Baudrillard in Castroville, Texas: Traces of Contemporary America in the Biry/Tschirhart Families’ Home. Rui Gomes Coelho. Presented at Society for Historical Archaeology, Fort Worth, TX. 2017 ( tDAR id: 435327)


Keywords

General
Baudrillard Materiality senses

Geographic Keywords
PORTUGAL Western Europe

Temporal Keywords
Contemporary Archaeology


Spatial Coverage

min long: -28.549; min lat: 32.638 ; max long: -6.19; max lat: 42.151 ;

Record Identifiers

PaperId(s): 129

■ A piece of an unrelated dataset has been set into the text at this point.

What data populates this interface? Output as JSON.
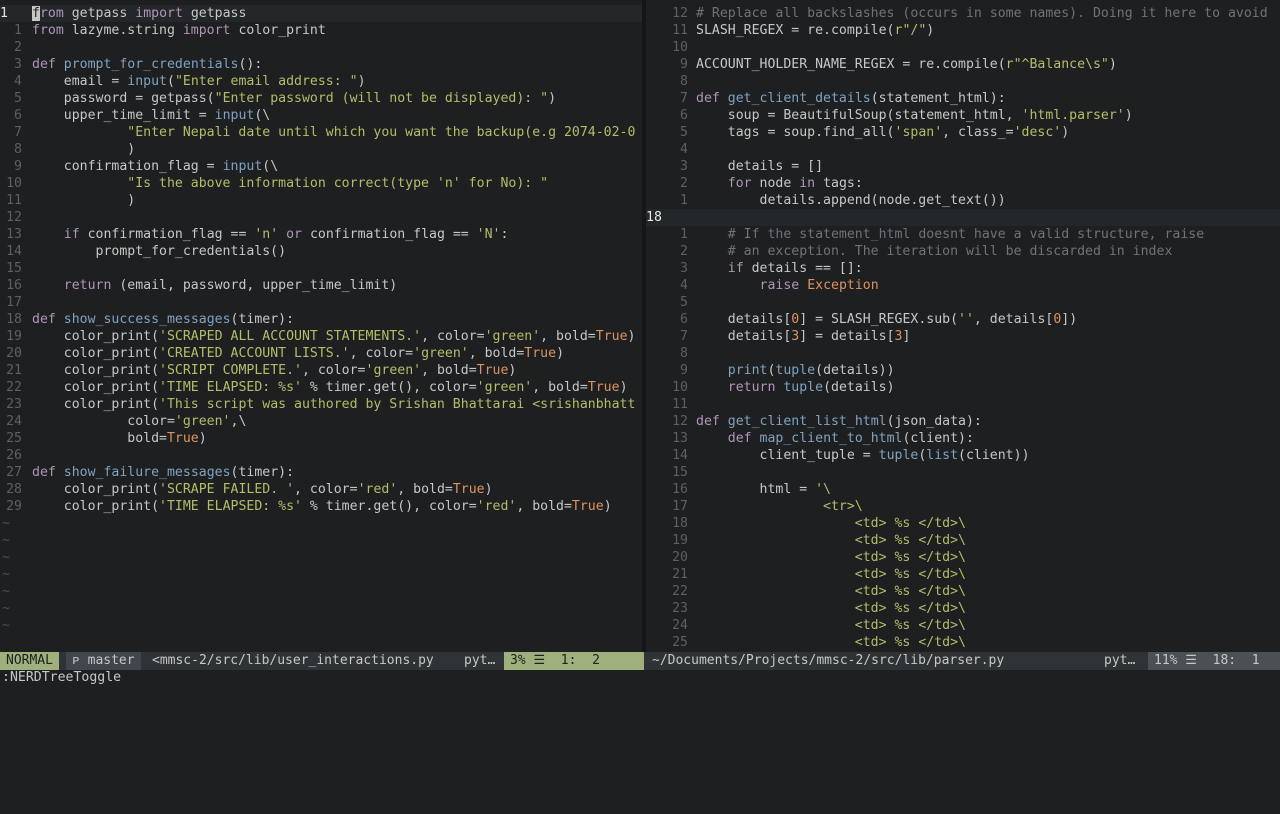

Arizona State University The Andrew W. Mellon Foundation National Science Foundation National Endowment for the Humanities Society for American Archaeology Archaeological Institute of America